1 Like

What are your thoughts on building an image per network if the architecture of a particular blockchain service leans heavily towards a single network per instance?

Rather than making it a runtime selection, a build-time argument ensures reliable operation between container restarts, without the need for guards and an exception process to be modelled. The network config can be loaded well down the stack in a Dockerfile, so has insignificant build overhead, but would result in a cleaner mainnet instance runtime.

This is a GREAT question @rhysbw. I was looking through the website and found that I never elaborated on this point (will be updated to reflect the content in this response).

If your implementation will only support 1 network per instance (which is likely 95% of Rosetta implementations), we encourage the use of a unique image for each network. The reasons for this are (as you mentioned):

  • Supporting multiple networks from a single image can require writing extra scripts that are tough to debug and test (that may coordinate starting different binaries or have extra checks to ensure restarts are correct). This is made more complicated when significant network upgrades occur as Rosetta implementations may change significantly.
  • Supporting all networks in the same Dockerfile can result in larger images as the dependencies between testnet and mainnet are often different (testnet usually runs newer versions of software).

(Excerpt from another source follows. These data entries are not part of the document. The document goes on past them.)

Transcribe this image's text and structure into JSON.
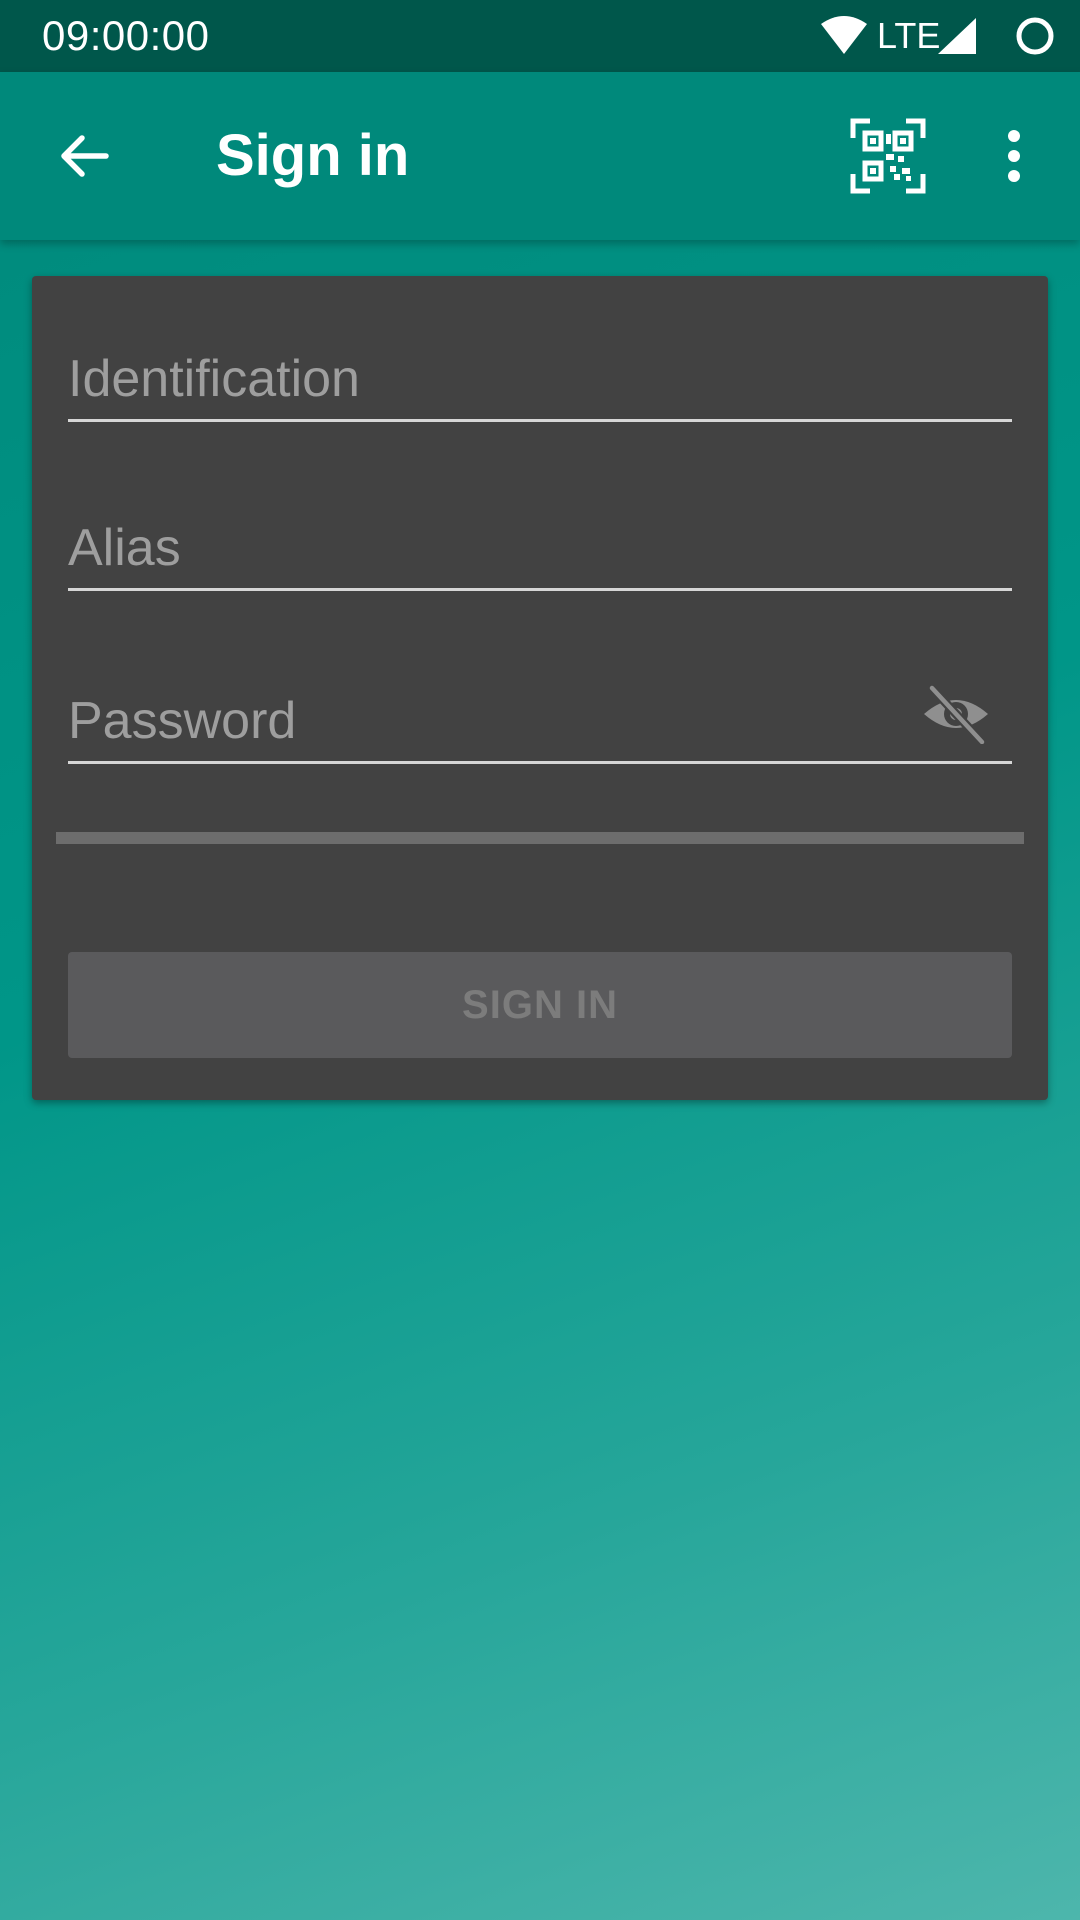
{
  "status_bar": {
    "time": "09:00:00",
    "network_label": "LTE",
    "icons": [
      "wifi-icon",
      "signal-icon",
      "battery-icon"
    ]
  },
  "app_bar": {
    "title": "Sign in",
    "icons": [
      "back-arrow-icon",
      "qr-code-icon",
      "more-vert-icon"
    ]
  },
  "form": {
    "identification": {
      "placeholder": "Identification",
      "value": ""
    },
    "alias": {
      "placeholder": "Alias",
      "value": ""
    },
    "password": {
      "placeholder": "Password",
      "value": "",
      "toggle_icon": "visibility-off-icon"
    },
    "progress": 0,
    "submit_label": "SIGN IN",
    "submit_enabled": false
  },
  "colors": {
    "status_bar": "#00574b",
    "primary": "#00897b",
    "card": "#424242",
    "button_disabled": "#5a5a5c"
  }
}
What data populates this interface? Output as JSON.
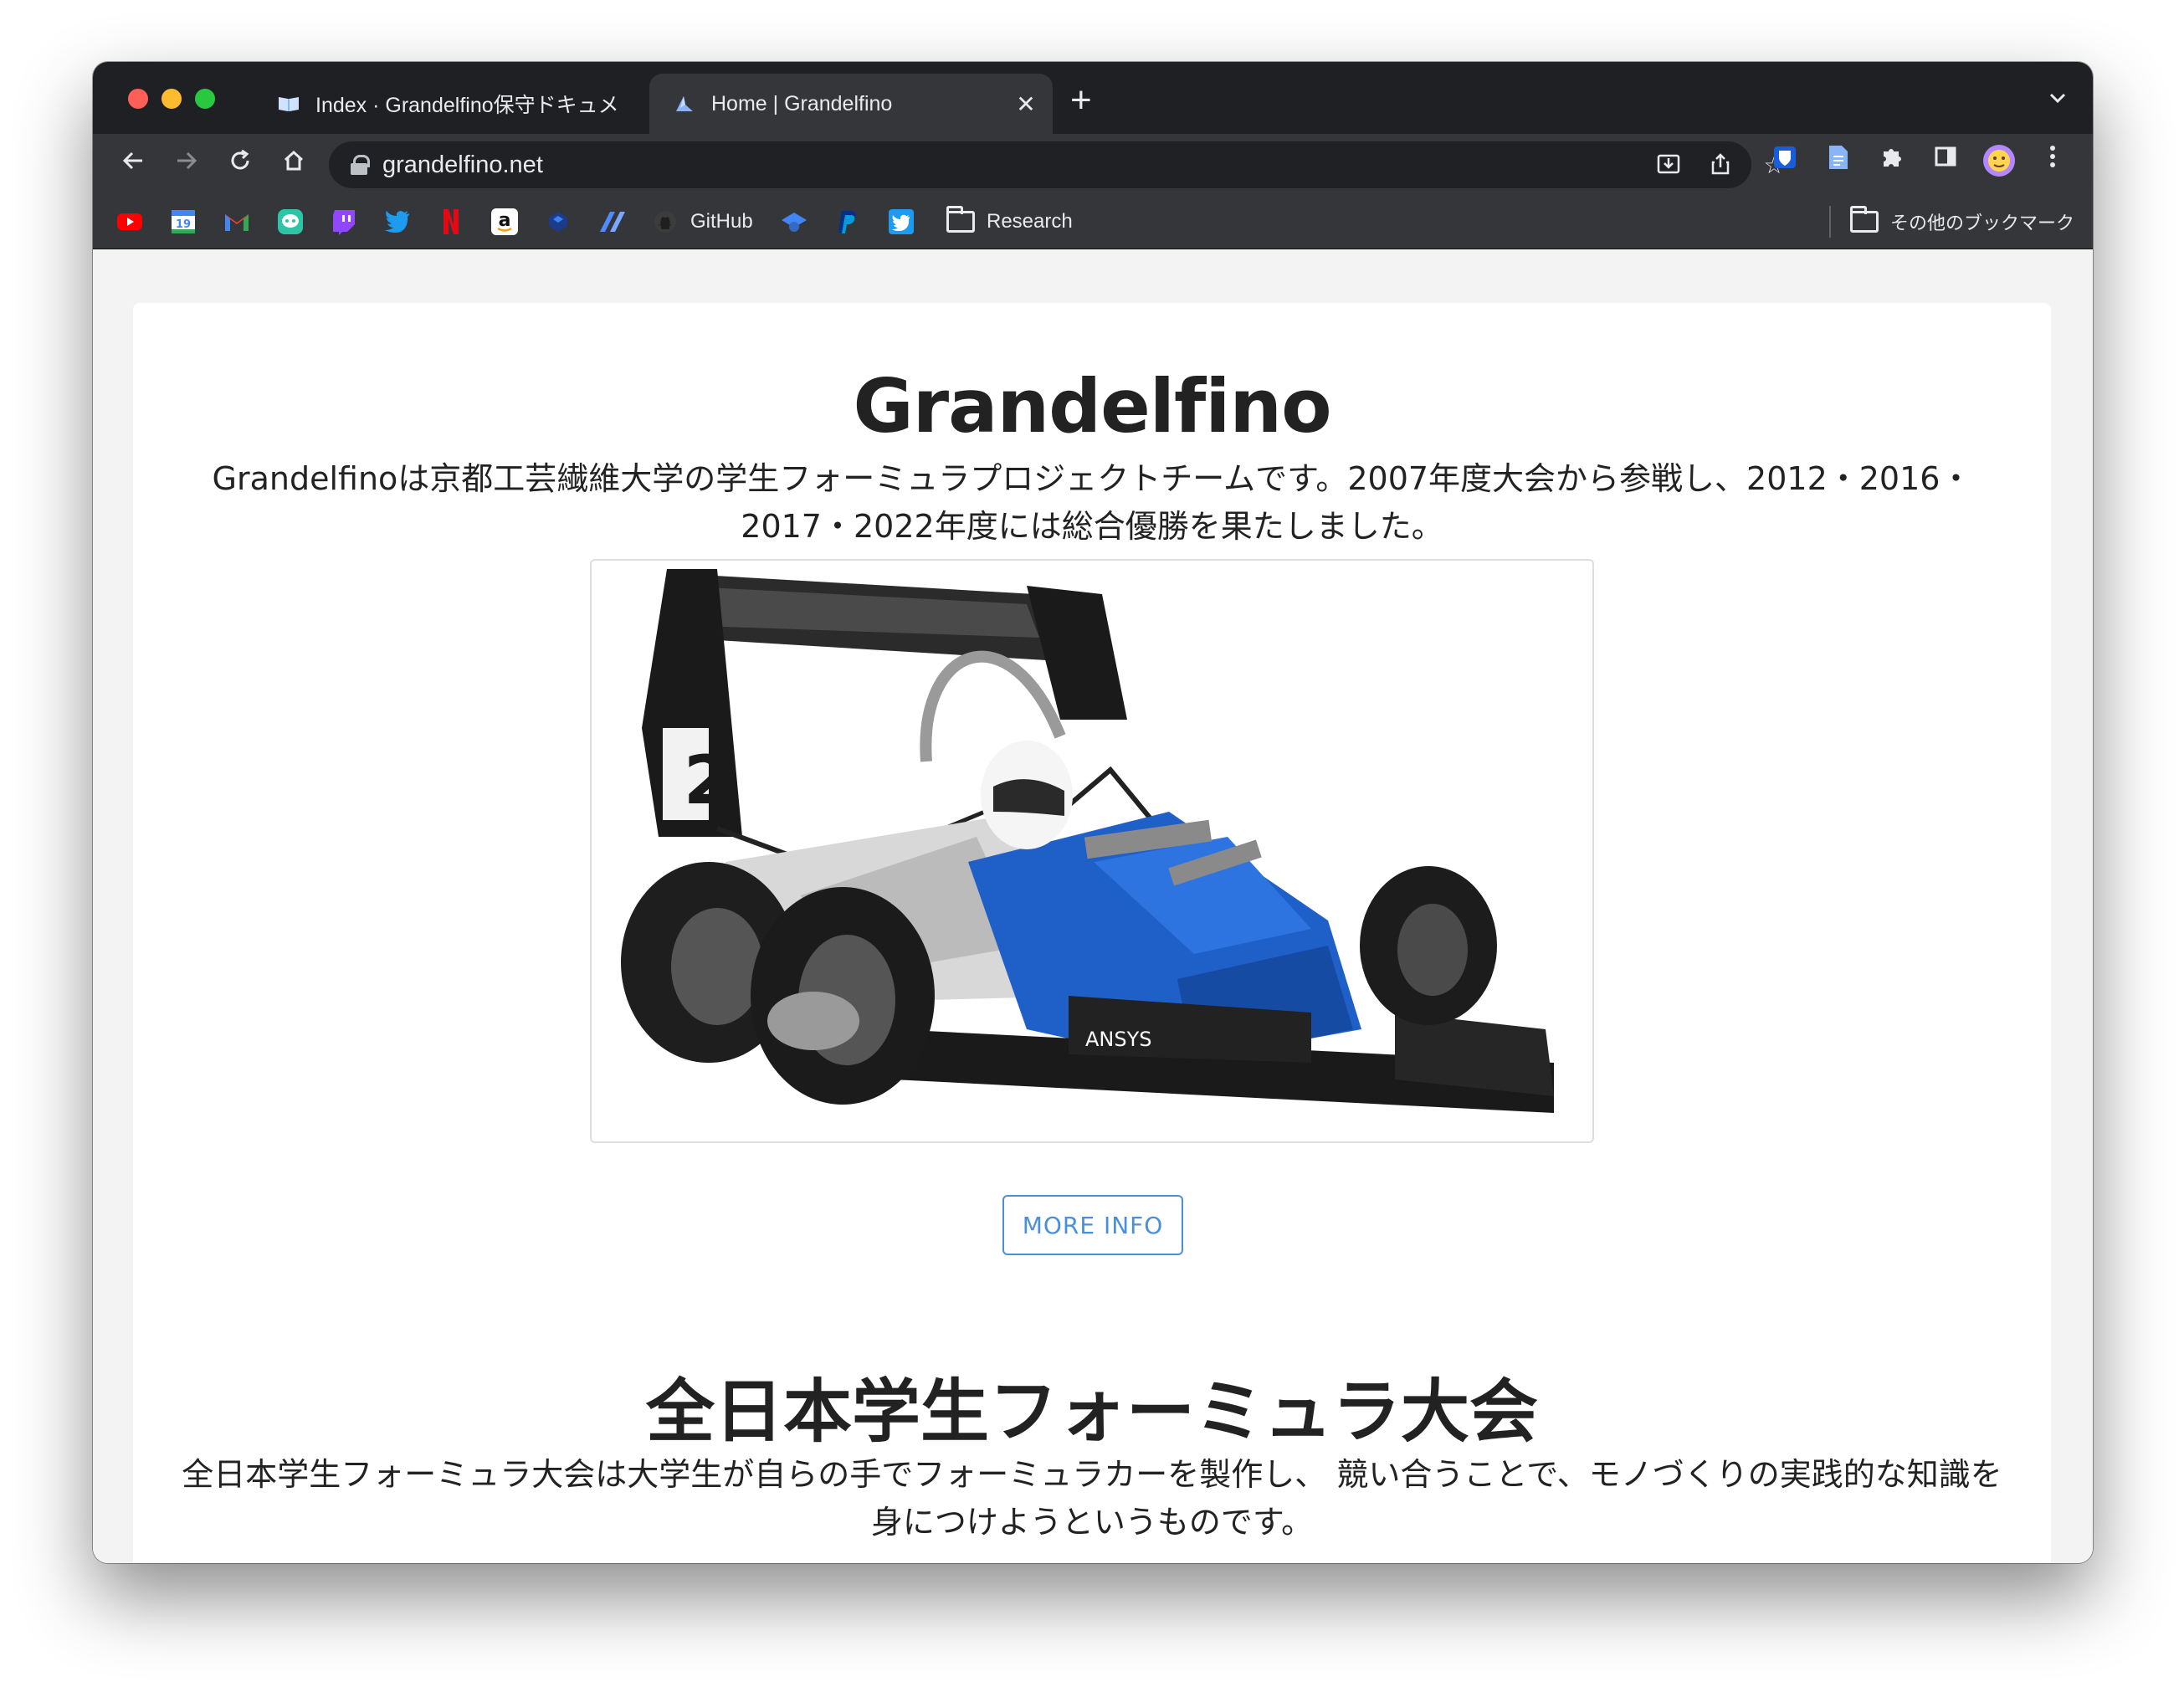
{
  "tabs": [
    {
      "title": "Index · Grandelfino保守ドキュメ",
      "icon": "book-icon",
      "active": false
    },
    {
      "title": "Home | Grandelfino",
      "icon": "site-logo-icon",
      "active": true
    }
  ],
  "toolbar": {
    "url": "grandelfino.net"
  },
  "bookmarks": {
    "items": [
      {
        "label": "",
        "icon": "youtube-icon",
        "color": "#ff0000"
      },
      {
        "label": "",
        "icon": "calendar-icon",
        "color": "#4285f4",
        "glyph": "19"
      },
      {
        "label": "",
        "icon": "gmail-icon",
        "color": "#ea4335",
        "glyph": "M"
      },
      {
        "label": "",
        "icon": "chat-icon",
        "color": "#34a853"
      },
      {
        "label": "",
        "icon": "twitch-icon",
        "color": "#9146ff"
      },
      {
        "label": "",
        "icon": "twitter-icon",
        "color": "#1d9bf0"
      },
      {
        "label": "",
        "icon": "netflix-icon",
        "color": "#e50914",
        "glyph": "N"
      },
      {
        "label": "",
        "icon": "amazon-icon",
        "color": "#ffffff",
        "glyph": "a"
      },
      {
        "label": "",
        "icon": "dropbox-icon",
        "color": "#0061ff"
      },
      {
        "label": "",
        "icon": "slash-icon",
        "color": "#4f8cff"
      },
      {
        "label": "GitHub",
        "icon": "github-icon",
        "color": "#e8eaed"
      },
      {
        "label": "",
        "icon": "graduation-icon",
        "color": "#4285f4"
      },
      {
        "label": "",
        "icon": "paypal-icon",
        "color": "#0070ba",
        "glyph": "P"
      },
      {
        "label": "",
        "icon": "twitter-square-icon",
        "color": "#1d9bf0"
      },
      {
        "label": "Research",
        "icon": "folder-icon",
        "color": "#e8eaed"
      }
    ],
    "other": "その他のブックマーク"
  },
  "page": {
    "title": "Grandelfino",
    "lead": "Grandelfinoは京都工芸繊維大学の学生フォーミュラプロジェクトチームです。2007年度大会から参戦し、2012・2016・2017・2022年度には総合優勝を果たしました。",
    "more_button": "MORE INFO",
    "section_title": "全日本学生フォーミュラ大会",
    "section_body": "全日本学生フォーミュラ大会は大学生が自らの手でフォーミュラカーを製作し、 競い合うことで、モノづくりの実践的な知識を身につけようというものです。"
  },
  "colors": {
    "accent": "#4a90d9",
    "chrome_dark": "#1f2023",
    "chrome_toolbar": "#35363a"
  }
}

That being said, it is not advised to have vastly different Dockerfiles for mainnet and testnet. The goal for running testnet is to mirror what could happen on mainnet and if things are significantly different, it will not serve this purpose.

Hope this clarifies things @rhysbw! I think something like Dockerfile.mainnet and Dockerfile.testnet could be a good approach?

P.S. Make sure to follow these guidelines mentioned here when writing your Dockerfile:


There are also some common mistakes mentioned here:

Thanks @patrick.ogrady

I propose a single Dockerfile, that for mainnet has no changes to the build command:

docker build -t my-rosetta:1.0.0 .

… then when building an image for an alternative supported network, supplying the name via a build arg

docker build --build-arg=NETWORK=testnet -t my-rosetta:1.0.0-testnet .

This retains the nice property of a single build definition, with just enough input to produce a minimally configured testnet image. This avoids the need to pass the extra -f Dockerfile.mainnet too, and only adds verbosity to the command during a testnet build.

I think this would be a great addition to the spec, including the standard naming of this argument. It should detail that passing --build-arg=NETWORK=mainnet is not illegal to allow more structured processes to be defined.